175

Deep Blue Organ Trio: Wonderful!

Dan Bilawsky By

Sign in to view read count
When it came time for the SFJAZZ Collective to choose a composer to honor in their eighth season, they surprised a lot of people when they went with the one and only Stevie Wonder. While some likely view this decision as a statement that, after covering Ornette Coleman, John Coltrane, Thelonious Monk, Wayne Shorter, McCoy Tyner, Herbie Hancock and Horace Silver, the revered jazz composer well had run dry, those with a keen ear and a strong pulse know better. The group was making a statement that Wonder's body of work is up there with the best of them, regardless of stylistic tags, and it would seem that the Deep Blue Organ Trio feels the same way.

For its fourth album—and second on the Origin label—this tight, Chicago-based outfit tackles nine songs written or co-written by Wonder. The focus is on material from the early '70s, when Wonder was dominating the music world, but skips over the usual suspects like "Sir Duke," "Superstition" and "Higher Ground" in favor of other tunes which, while equally popular in some cases, aren't nearly as overplayed.

This trio is a paragon of taste and style, avoiding exhibitionism in favor of a more soulful worldview, and this particular outlook serves the music well at every turn. Organist Chris Foreman carries out the melodic duties more often than not, and he provides uncluttered accompaniment for guitarist Bobby Broom's solos. His own solos are straightforward and, while he can really cook, he's not the type of player to resort to Joey DeFrancesco-style pyrotechnics. Broom, best known for his work with Sonny Rollins, has a clean, full-bodied sound and his solos are blues-laced beauties which epitomize class. He can provide some seriously soulful support when the music calls for it ("You Haven't Done Nothin'"), but he also stands out as the premier soloist in the group ("Jesus Children Of America"). Drummer Greg Rockingham avoids flash in favor of feel, and he sets up each song with the perfect groove. He provides a waltzing tom and hi-hat beat on "Golden Lady," delivers driving swing on "Jesus Children Of America," and slips some grease into the mix on the Rufus-associated "Tell Me Something Good."
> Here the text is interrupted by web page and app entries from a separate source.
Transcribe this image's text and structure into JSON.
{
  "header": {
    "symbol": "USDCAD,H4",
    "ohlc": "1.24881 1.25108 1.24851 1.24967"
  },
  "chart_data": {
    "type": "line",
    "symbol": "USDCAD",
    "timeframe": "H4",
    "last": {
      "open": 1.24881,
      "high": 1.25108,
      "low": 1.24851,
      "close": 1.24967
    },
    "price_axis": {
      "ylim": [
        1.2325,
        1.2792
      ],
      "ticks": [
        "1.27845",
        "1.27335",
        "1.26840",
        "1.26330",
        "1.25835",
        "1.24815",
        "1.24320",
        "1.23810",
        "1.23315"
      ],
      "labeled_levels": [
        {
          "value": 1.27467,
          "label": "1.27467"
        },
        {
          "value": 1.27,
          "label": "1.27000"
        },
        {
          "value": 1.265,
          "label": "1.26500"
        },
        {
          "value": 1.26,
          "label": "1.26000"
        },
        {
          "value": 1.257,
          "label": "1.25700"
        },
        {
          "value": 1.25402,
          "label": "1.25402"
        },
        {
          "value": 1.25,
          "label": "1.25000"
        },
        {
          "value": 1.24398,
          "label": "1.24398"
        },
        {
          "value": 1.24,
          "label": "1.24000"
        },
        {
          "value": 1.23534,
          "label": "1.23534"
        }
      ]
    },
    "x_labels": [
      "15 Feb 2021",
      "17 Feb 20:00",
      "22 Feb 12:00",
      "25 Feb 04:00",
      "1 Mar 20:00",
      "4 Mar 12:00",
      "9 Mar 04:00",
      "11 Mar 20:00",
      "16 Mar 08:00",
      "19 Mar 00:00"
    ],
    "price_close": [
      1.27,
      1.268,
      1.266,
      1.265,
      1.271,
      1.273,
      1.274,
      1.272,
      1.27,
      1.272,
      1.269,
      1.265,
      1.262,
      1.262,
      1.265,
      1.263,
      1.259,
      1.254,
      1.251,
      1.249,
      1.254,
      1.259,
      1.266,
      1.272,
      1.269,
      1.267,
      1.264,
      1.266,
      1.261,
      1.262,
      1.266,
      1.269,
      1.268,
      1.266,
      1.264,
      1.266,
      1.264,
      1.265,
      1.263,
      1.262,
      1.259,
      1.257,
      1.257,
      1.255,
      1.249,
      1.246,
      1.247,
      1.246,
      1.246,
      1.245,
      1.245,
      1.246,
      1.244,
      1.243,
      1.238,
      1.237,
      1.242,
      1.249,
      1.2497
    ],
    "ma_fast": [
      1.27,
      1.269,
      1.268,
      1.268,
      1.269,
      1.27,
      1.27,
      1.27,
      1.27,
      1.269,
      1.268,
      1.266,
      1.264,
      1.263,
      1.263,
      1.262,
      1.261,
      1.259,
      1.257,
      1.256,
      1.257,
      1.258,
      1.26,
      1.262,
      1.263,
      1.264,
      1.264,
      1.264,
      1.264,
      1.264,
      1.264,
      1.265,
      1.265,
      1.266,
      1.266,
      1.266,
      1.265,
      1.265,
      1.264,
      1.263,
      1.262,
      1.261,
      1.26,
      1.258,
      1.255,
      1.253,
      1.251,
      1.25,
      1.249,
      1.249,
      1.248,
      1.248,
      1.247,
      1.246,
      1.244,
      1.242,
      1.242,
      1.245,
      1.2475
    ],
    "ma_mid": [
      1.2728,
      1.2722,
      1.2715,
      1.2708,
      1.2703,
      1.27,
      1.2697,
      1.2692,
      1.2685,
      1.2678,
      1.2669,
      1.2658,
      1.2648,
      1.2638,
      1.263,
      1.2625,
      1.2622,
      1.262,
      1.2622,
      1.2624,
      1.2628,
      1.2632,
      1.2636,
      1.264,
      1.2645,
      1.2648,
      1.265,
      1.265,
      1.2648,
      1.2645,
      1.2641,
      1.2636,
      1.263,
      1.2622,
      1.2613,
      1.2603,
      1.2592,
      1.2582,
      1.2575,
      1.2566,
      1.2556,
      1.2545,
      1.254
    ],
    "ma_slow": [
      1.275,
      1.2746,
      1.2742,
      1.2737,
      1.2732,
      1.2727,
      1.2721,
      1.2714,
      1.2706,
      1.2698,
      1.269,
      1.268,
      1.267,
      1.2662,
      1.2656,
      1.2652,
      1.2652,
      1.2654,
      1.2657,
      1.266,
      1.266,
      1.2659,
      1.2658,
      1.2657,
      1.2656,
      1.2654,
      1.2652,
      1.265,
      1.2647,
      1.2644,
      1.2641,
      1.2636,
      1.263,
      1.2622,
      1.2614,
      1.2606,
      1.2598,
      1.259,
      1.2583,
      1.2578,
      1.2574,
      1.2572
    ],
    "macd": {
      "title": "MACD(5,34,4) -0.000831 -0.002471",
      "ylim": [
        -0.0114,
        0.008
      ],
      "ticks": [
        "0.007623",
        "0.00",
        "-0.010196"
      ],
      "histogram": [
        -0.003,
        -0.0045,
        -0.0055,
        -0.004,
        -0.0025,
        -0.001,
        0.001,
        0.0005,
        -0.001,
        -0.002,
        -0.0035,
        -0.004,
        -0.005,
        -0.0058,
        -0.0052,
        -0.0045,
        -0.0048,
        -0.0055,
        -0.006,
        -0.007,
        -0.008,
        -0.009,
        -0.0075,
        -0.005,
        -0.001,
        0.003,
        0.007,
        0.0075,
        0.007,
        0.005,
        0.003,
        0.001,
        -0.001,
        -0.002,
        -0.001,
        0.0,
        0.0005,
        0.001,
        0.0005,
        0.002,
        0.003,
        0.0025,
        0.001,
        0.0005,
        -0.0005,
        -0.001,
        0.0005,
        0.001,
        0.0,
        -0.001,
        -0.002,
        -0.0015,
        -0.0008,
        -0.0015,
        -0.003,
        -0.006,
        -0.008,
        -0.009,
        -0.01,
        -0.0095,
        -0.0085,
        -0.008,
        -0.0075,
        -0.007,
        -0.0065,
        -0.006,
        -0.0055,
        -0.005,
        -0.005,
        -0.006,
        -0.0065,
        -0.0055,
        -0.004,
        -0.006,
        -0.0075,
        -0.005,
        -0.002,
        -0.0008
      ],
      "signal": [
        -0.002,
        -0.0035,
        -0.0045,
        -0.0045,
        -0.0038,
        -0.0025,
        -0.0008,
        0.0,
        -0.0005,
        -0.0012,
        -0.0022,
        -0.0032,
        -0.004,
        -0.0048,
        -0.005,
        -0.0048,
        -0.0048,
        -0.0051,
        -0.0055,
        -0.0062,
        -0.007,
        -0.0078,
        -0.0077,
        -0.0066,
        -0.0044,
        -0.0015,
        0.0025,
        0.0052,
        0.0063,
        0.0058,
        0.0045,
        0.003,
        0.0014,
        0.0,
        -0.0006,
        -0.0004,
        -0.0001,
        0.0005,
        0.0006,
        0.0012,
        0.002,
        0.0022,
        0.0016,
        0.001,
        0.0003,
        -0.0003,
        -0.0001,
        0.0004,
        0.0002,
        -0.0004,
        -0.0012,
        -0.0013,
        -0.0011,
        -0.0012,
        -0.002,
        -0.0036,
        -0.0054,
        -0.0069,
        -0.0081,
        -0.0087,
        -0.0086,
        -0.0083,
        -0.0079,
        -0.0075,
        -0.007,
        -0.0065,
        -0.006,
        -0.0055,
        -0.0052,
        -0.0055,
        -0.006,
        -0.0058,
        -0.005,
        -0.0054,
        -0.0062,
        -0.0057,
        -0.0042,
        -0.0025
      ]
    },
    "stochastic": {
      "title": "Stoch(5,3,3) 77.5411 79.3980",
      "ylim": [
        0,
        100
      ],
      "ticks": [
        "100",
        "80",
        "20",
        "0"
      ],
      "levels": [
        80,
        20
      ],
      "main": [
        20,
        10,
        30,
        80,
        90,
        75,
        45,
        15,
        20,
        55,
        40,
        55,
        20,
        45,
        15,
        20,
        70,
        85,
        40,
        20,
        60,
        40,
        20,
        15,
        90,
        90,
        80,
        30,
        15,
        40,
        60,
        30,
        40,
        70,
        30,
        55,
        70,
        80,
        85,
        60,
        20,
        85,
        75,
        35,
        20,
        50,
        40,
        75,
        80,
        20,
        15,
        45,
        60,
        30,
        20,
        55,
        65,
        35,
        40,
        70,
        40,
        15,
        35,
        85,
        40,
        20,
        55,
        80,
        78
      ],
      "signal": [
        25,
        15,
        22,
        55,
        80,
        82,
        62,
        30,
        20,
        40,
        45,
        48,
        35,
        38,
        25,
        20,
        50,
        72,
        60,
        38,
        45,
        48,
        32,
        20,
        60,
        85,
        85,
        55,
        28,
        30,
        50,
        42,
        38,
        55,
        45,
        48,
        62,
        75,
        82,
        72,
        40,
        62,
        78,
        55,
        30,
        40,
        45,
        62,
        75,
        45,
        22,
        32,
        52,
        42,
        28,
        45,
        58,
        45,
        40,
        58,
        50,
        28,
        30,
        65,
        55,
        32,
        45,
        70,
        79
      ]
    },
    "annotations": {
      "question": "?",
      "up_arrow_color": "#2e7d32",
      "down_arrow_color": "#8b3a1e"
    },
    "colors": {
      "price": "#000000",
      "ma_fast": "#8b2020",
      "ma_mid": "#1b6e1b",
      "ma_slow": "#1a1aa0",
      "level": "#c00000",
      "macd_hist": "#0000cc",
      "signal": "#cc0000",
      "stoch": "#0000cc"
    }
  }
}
These three men have been making music together under the Deep Blue Organ Trio moniker for eleven years and they've developed a deep connection with one another during that time. This well-conceived Steve Wonder tribute should go a long way in getting them the attention they so clearly deserve.

Track Listing: Tell Me Something Good; If You Really Love Me; Jesus Children Of America; My Cheri Amour; Golden Lady; You Haven't Done Nothin'; It Ain't No Use; As; You've Got It Bad Girl.

Personnel: Chris Foreman: Hammond B3 organ; Bobby Broom: guitar; Greg Rockingham: drums.

Title: Wonderful! | Year Released: 2011 | Record Label: Origin Records

Tags

comments powered by Disqus

Shop for Music

Start your music shopping from All About Jazz and you'll support us in the process. Learn how.

A Deeper Blue

A Deeper Blue

Deep Blue Organ Trio
Folk Music

Interviews
Album Reviews
Film Reviews
Extended Analysis
Album Reviews
Read more articles
Wonderful!

Wonderful!

Origin Records
2012

buy
Wonderful!

Wonderful!

Origin Records
2011

buy
Folk Music

Folk Music

Origin Records
2007

buy
Deep Blue Organ Trio: Deep Blue Bruise

Deep Blue Organ Trio:...

Delmark Records
2005

buy
Deep Blue Bruise

Deep Blue Bruise

Delmark Records
2004

buy

Related Articles

Read Confluence Album Reviews
Confluence
By Dan McClenaghan
July 16, 2019
Read Movimenti Album Reviews
Movimenti
By Geno Thackara
July 16, 2019
Read A New Home Album Reviews
A New Home
By Mark Corroto
July 16, 2019
Read Autocannibalism Album Reviews
Autocannibalism
By John Eyles
July 16, 2019
Read Blume Album Reviews
Blume
By Chris May
July 15, 2019
Read About The Moment Album Reviews
About The Moment
By Geno Thackara
July 15, 2019
Read Källtorp Sessions, Volume One Album Reviews
Källtorp Sessions, Volume One
By Mark Corroto
July 15, 2019